We have been saying that one of the great risks to the housing recovery is the huge increase in student debt over the past decade. If the universities get the youth to finance their education they will not be in a position to buy, and borrow, for a home. It is not rocket science…
Now the New York Federal Reserve is chiming in and showing that this is starting to happen.
Total student debt stands at $966 billion as of the fourth quarter of 2012, the N.Y. Fed said in press materials, with a 70% increase in both the number of borrowers and the average balance per person. The overall number of borrowers past due on student loan payments has grown from under 10% in 2004 to 17% in 2012.
Fewer people with student loans are buying homes, according to data in the report. Of borrowers ages 25 to 30 who are taking out new mortgages, the percentage of those with student debt has fallen by half, from nearly 9% in 2005 to just above 4% in 2012.

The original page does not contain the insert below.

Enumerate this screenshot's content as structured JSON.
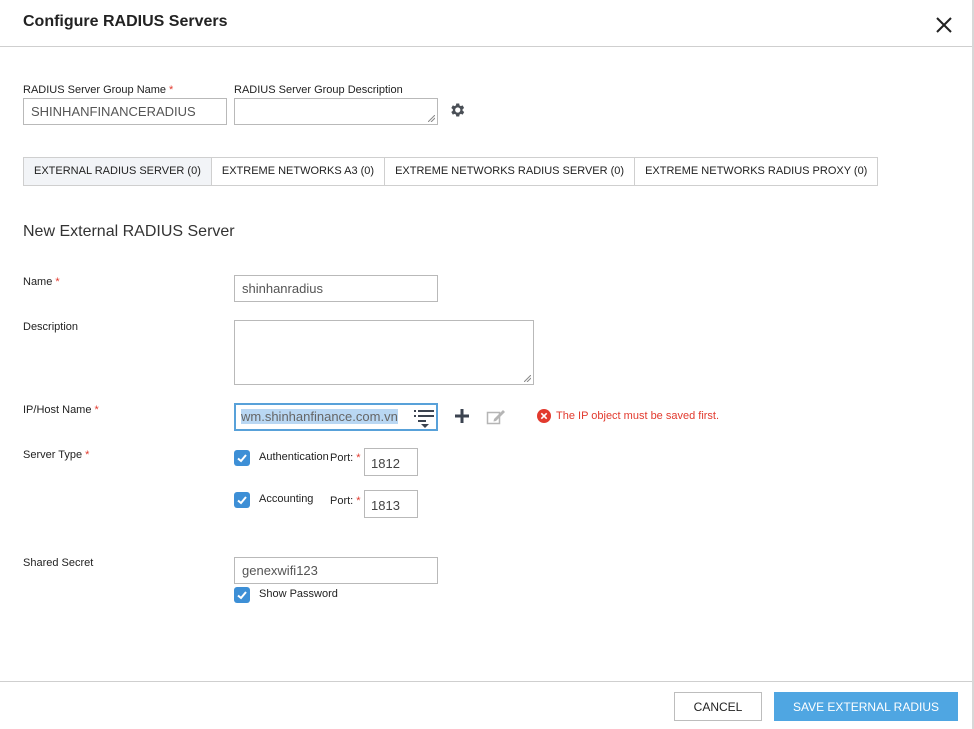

“The higher burden of student loans and higher delinquencies may affect borrowers’ access to other types of credit and the performance of other debt,” the fed report concluded.
Educational debt is now the largest consumer liability after mortgages. via JSOnline
If 85% of the renters making between $50,000 and $75,000 are paying student loans, and we as a nation are seeing tight credit standards for mortgage debt, the housing market is going to be facing a tough road converting these folks into first time home buyers.
And we all know, first time home buyers are the life blood of the real estate market…